**INFORMATION:**
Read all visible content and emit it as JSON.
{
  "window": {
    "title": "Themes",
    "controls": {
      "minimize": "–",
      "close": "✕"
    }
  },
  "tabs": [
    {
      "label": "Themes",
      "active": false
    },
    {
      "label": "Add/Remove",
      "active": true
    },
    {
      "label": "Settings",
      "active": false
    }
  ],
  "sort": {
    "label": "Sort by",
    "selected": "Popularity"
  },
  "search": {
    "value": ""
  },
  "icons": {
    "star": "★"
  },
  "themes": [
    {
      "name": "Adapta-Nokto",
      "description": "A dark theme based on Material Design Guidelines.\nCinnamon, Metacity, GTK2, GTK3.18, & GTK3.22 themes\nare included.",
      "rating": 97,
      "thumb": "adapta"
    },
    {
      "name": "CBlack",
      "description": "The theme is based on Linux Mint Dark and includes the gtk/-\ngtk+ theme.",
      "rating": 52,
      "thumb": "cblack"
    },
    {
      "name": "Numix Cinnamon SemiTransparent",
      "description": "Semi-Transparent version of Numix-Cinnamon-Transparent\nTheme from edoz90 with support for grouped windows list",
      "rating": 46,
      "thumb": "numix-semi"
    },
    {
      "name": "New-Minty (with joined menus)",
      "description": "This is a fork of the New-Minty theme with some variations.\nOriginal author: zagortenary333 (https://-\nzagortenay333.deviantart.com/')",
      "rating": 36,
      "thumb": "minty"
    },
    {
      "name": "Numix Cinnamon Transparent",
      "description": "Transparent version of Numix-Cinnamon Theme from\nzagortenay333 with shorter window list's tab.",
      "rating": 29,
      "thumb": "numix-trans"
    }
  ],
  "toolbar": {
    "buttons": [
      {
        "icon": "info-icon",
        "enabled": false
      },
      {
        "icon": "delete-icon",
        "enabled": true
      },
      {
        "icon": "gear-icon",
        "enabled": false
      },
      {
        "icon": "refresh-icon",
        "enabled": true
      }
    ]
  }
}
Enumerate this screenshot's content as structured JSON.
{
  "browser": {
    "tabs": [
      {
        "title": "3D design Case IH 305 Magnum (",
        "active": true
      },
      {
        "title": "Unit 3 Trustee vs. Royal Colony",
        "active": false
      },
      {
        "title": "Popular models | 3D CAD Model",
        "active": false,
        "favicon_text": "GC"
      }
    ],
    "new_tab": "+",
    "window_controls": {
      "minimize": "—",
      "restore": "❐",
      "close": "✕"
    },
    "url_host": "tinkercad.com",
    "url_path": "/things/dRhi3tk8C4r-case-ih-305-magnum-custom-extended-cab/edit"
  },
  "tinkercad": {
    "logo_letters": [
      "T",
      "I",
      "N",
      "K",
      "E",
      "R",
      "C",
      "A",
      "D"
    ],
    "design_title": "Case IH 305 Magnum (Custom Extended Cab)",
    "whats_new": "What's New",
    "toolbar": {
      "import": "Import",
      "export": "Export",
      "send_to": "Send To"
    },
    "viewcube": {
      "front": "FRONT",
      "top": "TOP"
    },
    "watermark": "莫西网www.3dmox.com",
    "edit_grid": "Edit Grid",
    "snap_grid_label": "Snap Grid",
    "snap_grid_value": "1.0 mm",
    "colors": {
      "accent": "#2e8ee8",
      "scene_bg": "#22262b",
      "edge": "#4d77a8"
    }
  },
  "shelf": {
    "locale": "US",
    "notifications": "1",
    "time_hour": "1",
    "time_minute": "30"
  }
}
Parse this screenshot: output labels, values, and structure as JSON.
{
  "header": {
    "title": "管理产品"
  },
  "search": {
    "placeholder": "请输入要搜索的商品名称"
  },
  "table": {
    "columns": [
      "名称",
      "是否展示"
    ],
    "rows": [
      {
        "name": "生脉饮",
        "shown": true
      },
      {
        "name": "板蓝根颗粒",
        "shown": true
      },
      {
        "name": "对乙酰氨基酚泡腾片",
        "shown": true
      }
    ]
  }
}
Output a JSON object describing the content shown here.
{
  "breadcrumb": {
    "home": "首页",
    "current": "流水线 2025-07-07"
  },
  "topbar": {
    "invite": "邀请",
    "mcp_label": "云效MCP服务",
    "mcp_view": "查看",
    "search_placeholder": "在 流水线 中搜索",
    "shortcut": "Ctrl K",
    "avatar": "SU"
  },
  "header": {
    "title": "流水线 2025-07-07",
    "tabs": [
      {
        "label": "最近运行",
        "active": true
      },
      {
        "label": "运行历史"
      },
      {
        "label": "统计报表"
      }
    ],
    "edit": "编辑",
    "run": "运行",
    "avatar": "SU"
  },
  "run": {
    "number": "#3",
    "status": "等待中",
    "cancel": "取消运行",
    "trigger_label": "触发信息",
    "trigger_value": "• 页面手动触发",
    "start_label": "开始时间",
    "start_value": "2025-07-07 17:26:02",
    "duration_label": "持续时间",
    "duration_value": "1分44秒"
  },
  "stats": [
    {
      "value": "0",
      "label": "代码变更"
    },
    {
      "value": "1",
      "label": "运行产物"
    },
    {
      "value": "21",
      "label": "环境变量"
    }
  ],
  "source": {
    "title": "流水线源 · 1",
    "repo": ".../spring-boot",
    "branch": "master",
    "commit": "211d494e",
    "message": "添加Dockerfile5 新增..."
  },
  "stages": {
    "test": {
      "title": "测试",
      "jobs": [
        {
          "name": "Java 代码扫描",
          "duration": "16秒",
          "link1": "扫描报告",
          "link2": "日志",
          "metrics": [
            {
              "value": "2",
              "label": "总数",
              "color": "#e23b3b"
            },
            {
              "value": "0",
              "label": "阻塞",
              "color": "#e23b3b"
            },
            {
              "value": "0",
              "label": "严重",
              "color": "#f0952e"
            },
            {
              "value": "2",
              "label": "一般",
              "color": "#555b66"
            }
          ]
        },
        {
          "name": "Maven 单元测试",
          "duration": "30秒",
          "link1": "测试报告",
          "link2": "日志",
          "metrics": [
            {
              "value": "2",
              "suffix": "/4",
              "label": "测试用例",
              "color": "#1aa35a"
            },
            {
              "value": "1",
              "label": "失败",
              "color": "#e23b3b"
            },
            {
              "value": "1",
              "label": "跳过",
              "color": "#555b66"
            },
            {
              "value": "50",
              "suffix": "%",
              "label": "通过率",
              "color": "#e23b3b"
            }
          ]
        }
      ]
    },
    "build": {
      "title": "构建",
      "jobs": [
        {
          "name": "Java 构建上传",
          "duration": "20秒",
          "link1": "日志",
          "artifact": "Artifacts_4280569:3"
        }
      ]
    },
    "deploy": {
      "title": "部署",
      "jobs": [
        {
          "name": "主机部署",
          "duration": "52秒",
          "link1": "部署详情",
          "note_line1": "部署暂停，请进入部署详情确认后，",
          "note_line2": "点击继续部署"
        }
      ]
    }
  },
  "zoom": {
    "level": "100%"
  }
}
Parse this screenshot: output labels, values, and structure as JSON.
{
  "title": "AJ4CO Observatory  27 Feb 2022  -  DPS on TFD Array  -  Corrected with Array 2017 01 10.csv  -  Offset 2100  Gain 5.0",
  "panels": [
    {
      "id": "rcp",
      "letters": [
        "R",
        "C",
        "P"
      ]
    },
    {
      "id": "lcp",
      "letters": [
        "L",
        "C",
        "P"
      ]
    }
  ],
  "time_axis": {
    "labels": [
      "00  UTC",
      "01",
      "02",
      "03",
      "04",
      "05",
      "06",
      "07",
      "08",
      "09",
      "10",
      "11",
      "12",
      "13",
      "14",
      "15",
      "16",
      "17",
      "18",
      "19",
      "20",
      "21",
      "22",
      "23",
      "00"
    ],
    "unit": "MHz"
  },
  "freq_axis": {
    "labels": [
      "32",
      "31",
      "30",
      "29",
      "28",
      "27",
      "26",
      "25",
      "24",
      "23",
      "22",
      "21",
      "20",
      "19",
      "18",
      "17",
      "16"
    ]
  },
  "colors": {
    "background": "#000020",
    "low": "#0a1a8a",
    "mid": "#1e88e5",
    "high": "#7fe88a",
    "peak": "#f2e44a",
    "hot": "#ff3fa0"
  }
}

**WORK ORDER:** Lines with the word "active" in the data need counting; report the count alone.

**EXERCISE RESULT:** 7